Let's start over again. On February 11, 1731, George Washington was born in Virginia.
And that's why we celebrate his birthday on the third Monday in February, which mathematically cannot occur any later than the 21st. So, as shocking as it may be to observers of government efficiency, it's a certainty that the country will never celebrate on his actual birthday. Or even his alternate birthday.
And if you are wondering about the year difference, don't blame me, call your congressman. I got the info from an official government site, so it can't be wrong. (I'm a little confused about that.)
Don't panic if you're confused too, we're going to sort this all out for you so you can celebrate it properly on "Presidents Day", which of course doesn't actually exist. Not officially anyway. And as long as we're on the subject, Washington's birthday doesn't count as an official national holiday.
Heck, I'm still confused and I'm the one writing this clarification. So just to be clear, or less un-clear, let's get this all down in bullet points. Just don't use the bullets on me.
- Washington was actually born on February 11th, 1731. The calender being used some places (like here) at that time was the Julian calendar which was named after the same guy they named the salad for. And if you think this birthday stuff is confusing, just try to figure out the whole change-over thing. The guy who figured it out originally was a few minutes short of a year, if you know what I mean.
- In 1752, (not sure which day) the Gregorian calendar was adopted, which was named after the same guy they named the chant for. So someone had to tell poor George that he was actually born on February 22, 1732. History doesn't record whether George was surprised, pleased, or chagrined. (Or whether he grinned, for that matter.)
- Washington's Birthday is not a national holiday, it's a federal holiday. It only applies to federal government employees and the District of Columbia.
- "Presidents Day" doesn't actually exist at all, except maybe for certain individual states. It's never been proclaimed by the federal government. In 1968, Congress passed the "Monday Holiday Law", so people, particularly federal employees, could have more three day weekends because everyone was working too hard.
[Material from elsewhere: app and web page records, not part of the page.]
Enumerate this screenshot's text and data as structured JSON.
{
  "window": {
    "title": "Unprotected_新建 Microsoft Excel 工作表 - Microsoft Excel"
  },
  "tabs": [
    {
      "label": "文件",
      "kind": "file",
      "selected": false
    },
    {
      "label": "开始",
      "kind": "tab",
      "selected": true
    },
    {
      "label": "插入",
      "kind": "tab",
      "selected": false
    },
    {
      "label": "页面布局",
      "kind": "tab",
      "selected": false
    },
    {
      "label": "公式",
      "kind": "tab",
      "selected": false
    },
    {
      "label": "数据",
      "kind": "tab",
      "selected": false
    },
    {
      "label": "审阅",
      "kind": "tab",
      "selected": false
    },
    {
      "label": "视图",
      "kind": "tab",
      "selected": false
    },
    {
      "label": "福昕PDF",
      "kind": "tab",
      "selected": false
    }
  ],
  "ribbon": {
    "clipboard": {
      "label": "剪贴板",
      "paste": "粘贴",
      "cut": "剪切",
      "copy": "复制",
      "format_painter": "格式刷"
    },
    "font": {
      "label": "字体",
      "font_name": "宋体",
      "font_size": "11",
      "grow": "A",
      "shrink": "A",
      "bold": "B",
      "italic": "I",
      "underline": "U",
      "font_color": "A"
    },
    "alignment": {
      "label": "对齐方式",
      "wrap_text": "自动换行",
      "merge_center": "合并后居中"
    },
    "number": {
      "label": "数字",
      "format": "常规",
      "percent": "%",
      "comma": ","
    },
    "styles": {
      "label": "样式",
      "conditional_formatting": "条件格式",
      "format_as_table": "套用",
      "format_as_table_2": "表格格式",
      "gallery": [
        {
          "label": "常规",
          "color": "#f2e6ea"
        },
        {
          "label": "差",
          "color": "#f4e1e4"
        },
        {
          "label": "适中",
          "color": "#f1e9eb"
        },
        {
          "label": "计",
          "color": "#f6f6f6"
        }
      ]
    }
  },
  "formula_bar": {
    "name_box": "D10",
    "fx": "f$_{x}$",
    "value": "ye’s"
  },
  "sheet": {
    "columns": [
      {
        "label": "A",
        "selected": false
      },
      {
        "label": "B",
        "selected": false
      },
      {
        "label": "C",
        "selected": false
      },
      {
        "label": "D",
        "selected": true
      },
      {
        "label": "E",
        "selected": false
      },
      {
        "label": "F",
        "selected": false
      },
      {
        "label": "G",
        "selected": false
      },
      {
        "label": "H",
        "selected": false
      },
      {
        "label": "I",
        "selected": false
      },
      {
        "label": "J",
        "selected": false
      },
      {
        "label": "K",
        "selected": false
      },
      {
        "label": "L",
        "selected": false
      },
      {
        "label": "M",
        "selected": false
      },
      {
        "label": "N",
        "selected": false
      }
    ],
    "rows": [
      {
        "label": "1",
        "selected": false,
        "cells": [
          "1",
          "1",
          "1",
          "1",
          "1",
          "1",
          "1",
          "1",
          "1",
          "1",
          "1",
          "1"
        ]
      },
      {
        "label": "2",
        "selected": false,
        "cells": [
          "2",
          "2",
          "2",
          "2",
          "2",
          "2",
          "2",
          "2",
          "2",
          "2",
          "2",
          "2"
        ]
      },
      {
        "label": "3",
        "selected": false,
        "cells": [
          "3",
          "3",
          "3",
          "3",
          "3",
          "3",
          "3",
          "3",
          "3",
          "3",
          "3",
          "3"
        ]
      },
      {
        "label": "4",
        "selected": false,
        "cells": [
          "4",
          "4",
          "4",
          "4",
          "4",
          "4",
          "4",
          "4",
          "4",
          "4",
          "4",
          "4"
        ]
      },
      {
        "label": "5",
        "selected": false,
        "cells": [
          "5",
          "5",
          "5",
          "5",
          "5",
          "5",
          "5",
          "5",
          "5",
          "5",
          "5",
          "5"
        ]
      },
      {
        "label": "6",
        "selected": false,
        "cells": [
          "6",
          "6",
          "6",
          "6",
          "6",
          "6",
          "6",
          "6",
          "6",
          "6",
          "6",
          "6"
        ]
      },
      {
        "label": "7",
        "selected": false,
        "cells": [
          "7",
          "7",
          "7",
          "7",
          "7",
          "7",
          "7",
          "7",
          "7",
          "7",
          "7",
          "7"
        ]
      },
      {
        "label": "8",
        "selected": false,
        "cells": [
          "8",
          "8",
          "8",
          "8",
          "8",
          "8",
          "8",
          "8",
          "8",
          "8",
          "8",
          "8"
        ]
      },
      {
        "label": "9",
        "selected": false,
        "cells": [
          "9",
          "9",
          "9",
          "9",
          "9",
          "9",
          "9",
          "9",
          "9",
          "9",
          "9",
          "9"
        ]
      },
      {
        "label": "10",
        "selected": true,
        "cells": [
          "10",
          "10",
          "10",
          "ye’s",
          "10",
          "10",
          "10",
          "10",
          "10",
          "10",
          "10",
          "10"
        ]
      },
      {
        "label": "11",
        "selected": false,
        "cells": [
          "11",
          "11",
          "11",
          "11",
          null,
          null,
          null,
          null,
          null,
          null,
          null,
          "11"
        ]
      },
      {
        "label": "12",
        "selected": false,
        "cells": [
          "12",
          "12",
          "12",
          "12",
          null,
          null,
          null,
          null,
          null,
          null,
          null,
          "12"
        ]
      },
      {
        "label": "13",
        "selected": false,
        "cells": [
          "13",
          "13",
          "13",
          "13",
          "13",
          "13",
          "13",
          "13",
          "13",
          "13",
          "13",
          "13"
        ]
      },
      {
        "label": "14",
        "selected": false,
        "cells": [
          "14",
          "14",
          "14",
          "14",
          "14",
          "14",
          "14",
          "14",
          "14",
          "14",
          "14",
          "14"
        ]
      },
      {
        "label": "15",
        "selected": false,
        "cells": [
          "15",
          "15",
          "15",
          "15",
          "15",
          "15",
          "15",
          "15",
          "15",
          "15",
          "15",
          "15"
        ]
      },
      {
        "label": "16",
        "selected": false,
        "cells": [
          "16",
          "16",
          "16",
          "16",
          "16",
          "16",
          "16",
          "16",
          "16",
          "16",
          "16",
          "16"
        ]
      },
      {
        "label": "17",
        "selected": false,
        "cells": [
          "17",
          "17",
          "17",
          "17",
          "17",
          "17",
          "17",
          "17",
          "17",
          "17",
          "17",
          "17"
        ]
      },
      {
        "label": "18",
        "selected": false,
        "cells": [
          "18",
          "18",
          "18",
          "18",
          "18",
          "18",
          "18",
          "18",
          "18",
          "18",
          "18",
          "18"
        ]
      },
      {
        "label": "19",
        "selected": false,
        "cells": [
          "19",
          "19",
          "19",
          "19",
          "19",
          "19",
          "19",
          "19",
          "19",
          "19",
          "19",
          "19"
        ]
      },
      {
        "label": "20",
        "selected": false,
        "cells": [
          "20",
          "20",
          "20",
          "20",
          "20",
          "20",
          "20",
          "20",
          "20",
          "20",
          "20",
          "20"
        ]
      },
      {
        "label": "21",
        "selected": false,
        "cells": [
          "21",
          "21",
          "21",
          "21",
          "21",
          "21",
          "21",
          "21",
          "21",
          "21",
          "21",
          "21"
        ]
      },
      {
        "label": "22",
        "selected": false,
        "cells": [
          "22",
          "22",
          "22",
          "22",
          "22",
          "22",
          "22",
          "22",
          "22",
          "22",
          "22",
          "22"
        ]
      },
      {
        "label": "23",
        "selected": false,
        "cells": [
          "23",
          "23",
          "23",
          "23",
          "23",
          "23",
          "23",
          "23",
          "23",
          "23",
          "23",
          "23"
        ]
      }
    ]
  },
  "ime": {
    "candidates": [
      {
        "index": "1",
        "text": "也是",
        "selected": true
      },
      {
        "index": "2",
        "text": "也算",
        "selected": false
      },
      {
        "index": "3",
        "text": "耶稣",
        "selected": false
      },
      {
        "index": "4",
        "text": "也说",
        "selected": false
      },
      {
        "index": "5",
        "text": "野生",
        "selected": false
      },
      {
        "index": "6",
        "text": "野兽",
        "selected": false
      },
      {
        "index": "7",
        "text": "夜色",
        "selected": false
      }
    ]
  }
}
Please don't blame them for the dreadful writing or any inaccuracies we may have committed. It was only their idea, anything awful is my fault.